Comparison of television viewing between children with autism spectrum disorder and controls

Acta Paediatr. 2011 Jul;100(7):1033-7. doi: 10.1111/j.1651-2227.2011.02166.x. Epub 2011 Feb 16.


Aim: To examine the pattern and extent of television viewing in children with autism spectrum disorder (ASD) compared with typically developing controls and those with delayed language development (DLD).

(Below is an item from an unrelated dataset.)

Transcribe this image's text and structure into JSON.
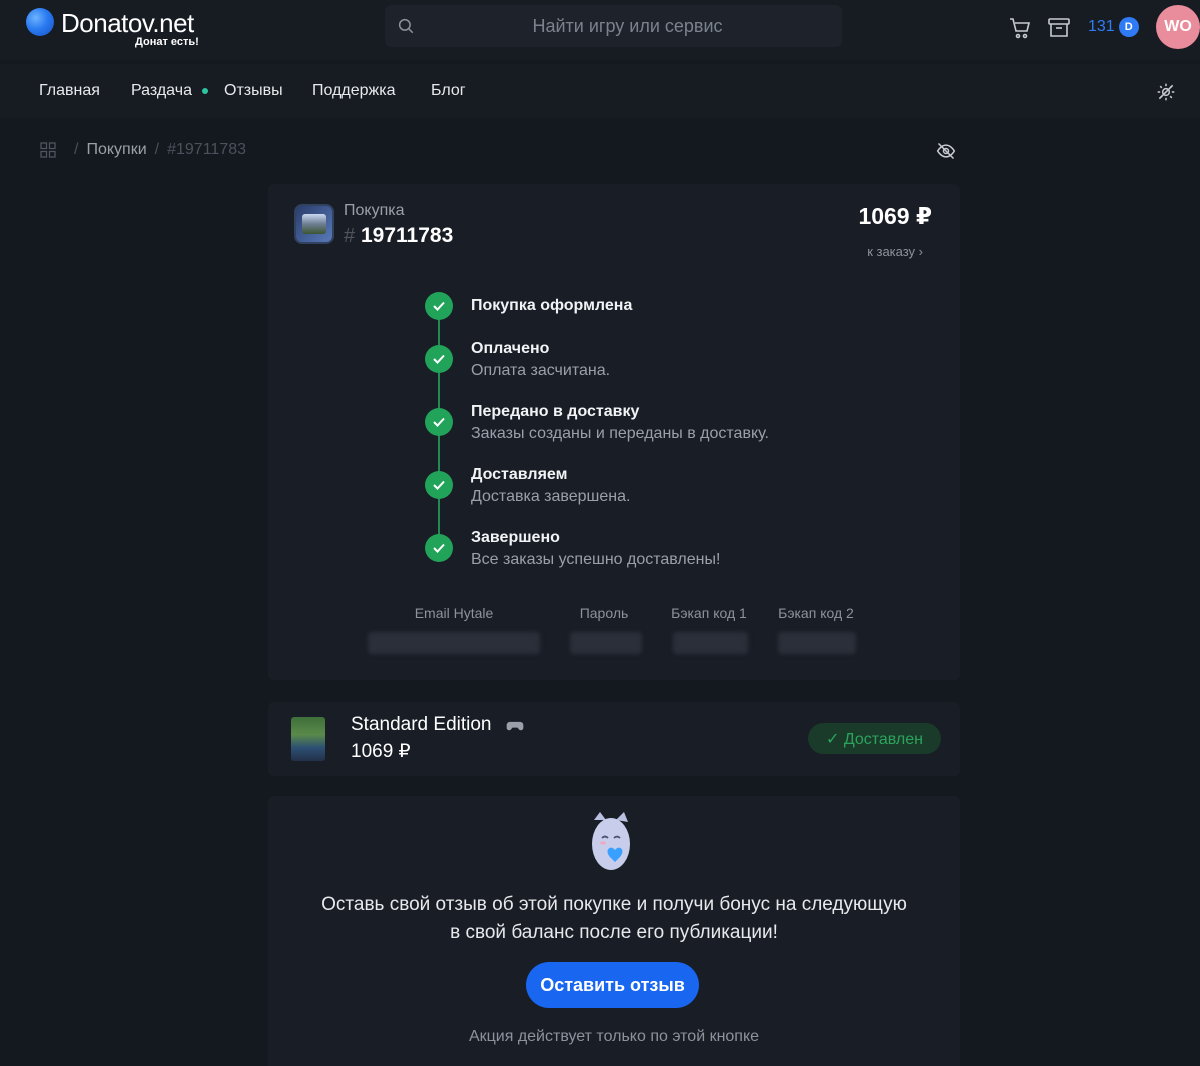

Methods: Fifty-four individuals with ASD (mean age 2.56 ± 0.66 years) and 84 controls (mean age 2.43 ± 0.81 years) were enrolled. Fifty-six individuals with DLD, who had language developmental levels similar to those with ASD, were enrolled in our previous study. Main outcome measures included onset and frequency of television viewing, in addition to the type of programme and whether a caregiver cowatched television.

Results: Those with ASD began to watch television significantly earlier than controls (6.44 ± 6.35 vs. 12.41 ± 6.00 months of age, p ≤ 0.0001*) and spent more time watching television than those with DLD (4.60 ± 1.91 vs. 3.05 ± 1.90 h/day, p ≤ 0.0001*) and controls (4.60 ± 1.91 vs. 2.06 ± 1.21 h/day, p ≤ 0.0001*). Those with ASD appeared to watch more adult programmes than normal controls, and they were less likely to watch television with caregivers than both control groups.

Conclusion: There is an earlier onset and higher frequency of television viewing in autistic children compared with children with typical development.

MeSH terms

  • Adult
  • Age Factors
  • Case-Control Studies
  • Child Behavior
  • Child Development Disorders, Pervasive / psychology*
  • Child, Preschool
  • Female
  • Humans
  • Infant
  • Infant Behavior
  • Language Development Disorders / psychology*
  • Male
  • Parent-Child Relations
  • Television / statistics & numerical data*
  • Time Factors